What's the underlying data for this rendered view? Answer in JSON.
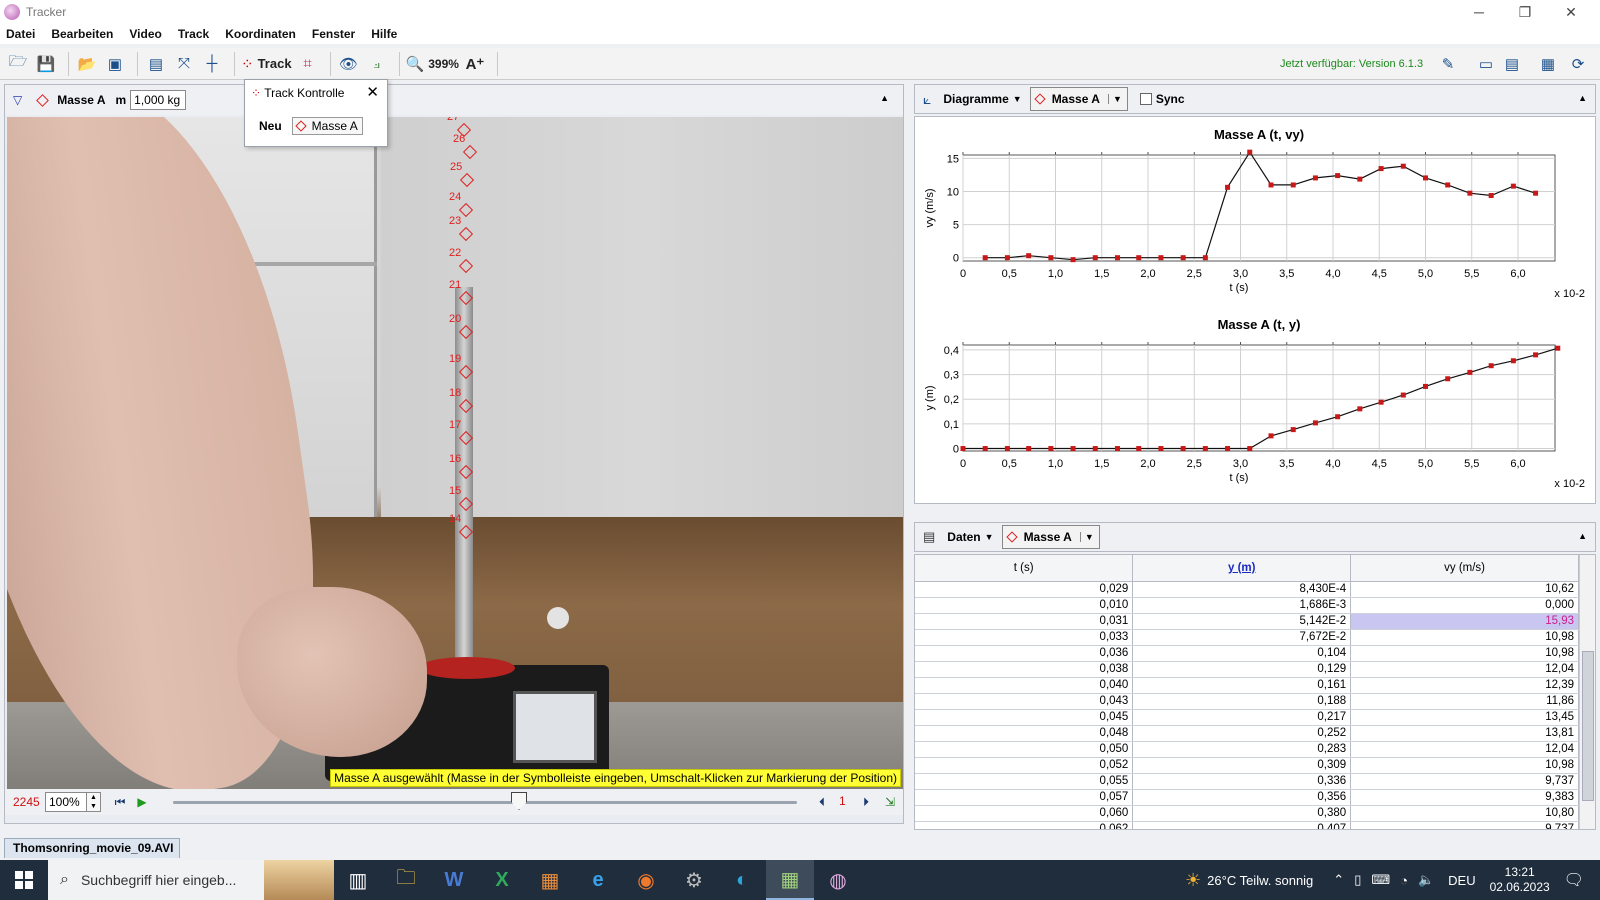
{
  "window": {
    "title": "Tracker"
  },
  "menu": [
    "Datei",
    "Bearbeiten",
    "Video",
    "Track",
    "Koordinaten",
    "Fenster",
    "Hilfe"
  ],
  "toolbar": {
    "track_label": "Track",
    "zoom_label": "399%",
    "update_note": "Jetzt verfügbar: Version 6.1.3"
  },
  "track_bar": {
    "track_name": "Masse A",
    "mass_label": "m",
    "mass_value": "1,000 kg"
  },
  "track_control": {
    "title": "Track Kontrolle",
    "new_label": "Neu",
    "track_button": "Masse A"
  },
  "video": {
    "status_message": "Masse A ausgewählt (Masse in der Symbolleiste eingeben, Umschalt-Klicken zur Markierung der Position)",
    "frame_number": "2245",
    "zoom": "100%",
    "step_size": "1",
    "file_tab": "Thomsonring_movie_09.AVI",
    "marker_labels": [
      "27",
      "26",
      "25",
      "24",
      "23",
      "22",
      "21",
      "20",
      "19",
      "18",
      "17",
      "16",
      "15",
      "14"
    ]
  },
  "plot_panel": {
    "view_label": "Diagramme",
    "track": "Masse A",
    "sync_label": "Sync"
  },
  "chart_data": [
    {
      "type": "line",
      "title": "Masse A (t, vy)",
      "xlabel": "t (s)",
      "ylabel": "vy (m/s)",
      "x_multiplier": "x 10-2",
      "xlim": [
        0,
        6.4
      ],
      "ylim": [
        -0.5,
        15.5
      ],
      "x_ticks": [
        "0",
        "0,5",
        "1,0",
        "1,5",
        "2,0",
        "2,5",
        "3,0",
        "3,5",
        "4,0",
        "4,5",
        "5,0",
        "5,5",
        "6,0"
      ],
      "y_ticks": [
        "0",
        "5",
        "10",
        "15"
      ],
      "x": [
        0.24,
        0.48,
        0.71,
        0.95,
        1.19,
        1.43,
        1.67,
        1.9,
        2.14,
        2.38,
        2.62,
        2.86,
        3.1,
        3.33,
        3.57,
        3.81,
        4.05,
        4.29,
        4.52,
        4.76,
        5.0,
        5.24,
        5.48,
        5.71,
        5.95,
        6.19
      ],
      "y": [
        0.0,
        0.0,
        0.3,
        0.0,
        -0.3,
        0.0,
        0.0,
        0.0,
        0.0,
        0.0,
        0.0,
        10.62,
        15.93,
        10.98,
        10.98,
        12.04,
        12.39,
        11.86,
        13.45,
        13.81,
        12.04,
        10.98,
        9.737,
        9.383,
        10.8,
        9.737
      ]
    },
    {
      "type": "line",
      "title": "Masse A (t, y)",
      "xlabel": "t (s)",
      "ylabel": "y (m)",
      "x_multiplier": "x 10-2",
      "xlim": [
        0,
        6.4
      ],
      "ylim": [
        -0.01,
        0.42
      ],
      "x_ticks": [
        "0",
        "0,5",
        "1,0",
        "1,5",
        "2,0",
        "2,5",
        "3,0",
        "3,5",
        "4,0",
        "4,5",
        "5,0",
        "5,5",
        "6,0"
      ],
      "y_ticks": [
        "0",
        "0,1",
        "0,2",
        "0,3",
        "0,4"
      ],
      "x": [
        0.0,
        0.24,
        0.48,
        0.71,
        0.95,
        1.19,
        1.43,
        1.67,
        1.9,
        2.14,
        2.38,
        2.62,
        2.86,
        3.1,
        3.33,
        3.57,
        3.81,
        4.05,
        4.29,
        4.52,
        4.76,
        5.0,
        5.24,
        5.48,
        5.71,
        5.95,
        6.19,
        6.43
      ],
      "y": [
        0.0,
        0.0,
        0.0,
        0.0,
        0.0,
        0.0,
        0.0,
        0.0,
        0.0,
        0.0,
        0.0,
        0.0,
        0.0,
        0.0,
        0.05142,
        0.07672,
        0.104,
        0.129,
        0.161,
        0.188,
        0.217,
        0.252,
        0.283,
        0.309,
        0.336,
        0.356,
        0.38,
        0.407
      ]
    }
  ],
  "data_panel": {
    "view_label": "Daten",
    "track": "Masse A",
    "columns": [
      "t (s)",
      "y (m)",
      "vy (m/s)"
    ],
    "rows": [
      [
        "0,029",
        "8,430E-4",
        "10,62"
      ],
      [
        "0,010",
        "1,686E-3",
        "0,000"
      ],
      [
        "0,031",
        "5,142E-2",
        "15,93"
      ],
      [
        "0,033",
        "7,672E-2",
        "10,98"
      ],
      [
        "0,036",
        "0,104",
        "10,98"
      ],
      [
        "0,038",
        "0,129",
        "12,04"
      ],
      [
        "0,040",
        "0,161",
        "12,39"
      ],
      [
        "0,043",
        "0,188",
        "11,86"
      ],
      [
        "0,045",
        "0,217",
        "13,45"
      ],
      [
        "0,048",
        "0,252",
        "13,81"
      ],
      [
        "0,050",
        "0,283",
        "12,04"
      ],
      [
        "0,052",
        "0,309",
        "10,98"
      ],
      [
        "0,055",
        "0,336",
        "9,737"
      ],
      [
        "0,057",
        "0,356",
        "9,383"
      ],
      [
        "0,060",
        "0,380",
        "10,80"
      ],
      [
        "0,062",
        "0,407",
        "9,737"
      ]
    ],
    "highlight_row": 2
  },
  "taskbar": {
    "search_placeholder": "Suchbegriff hier eingeb...",
    "weather": "26°C  Teilw. sonnig",
    "language": "DEU",
    "time": "13:21",
    "date": "02.06.2023"
  },
  "colors": {
    "track_red": "#e02020",
    "highlight": "#c9c7f2"
  }
}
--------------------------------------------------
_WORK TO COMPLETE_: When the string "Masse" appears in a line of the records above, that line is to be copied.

_SOLUTION FOR THIS EXERCISE_:
    "track_name": "Masse A",
    "track_button": "Masse A"
    "status_message": "Masse A ausgewählt (Masse in der Symbolleiste eingeben, Umschalt-Klicken zur Markierung der Position)",
    "track": "Masse A",
      "title": "Masse A (t, vy)",
      "title": "Masse A (t, y)",
    "track": "Masse A",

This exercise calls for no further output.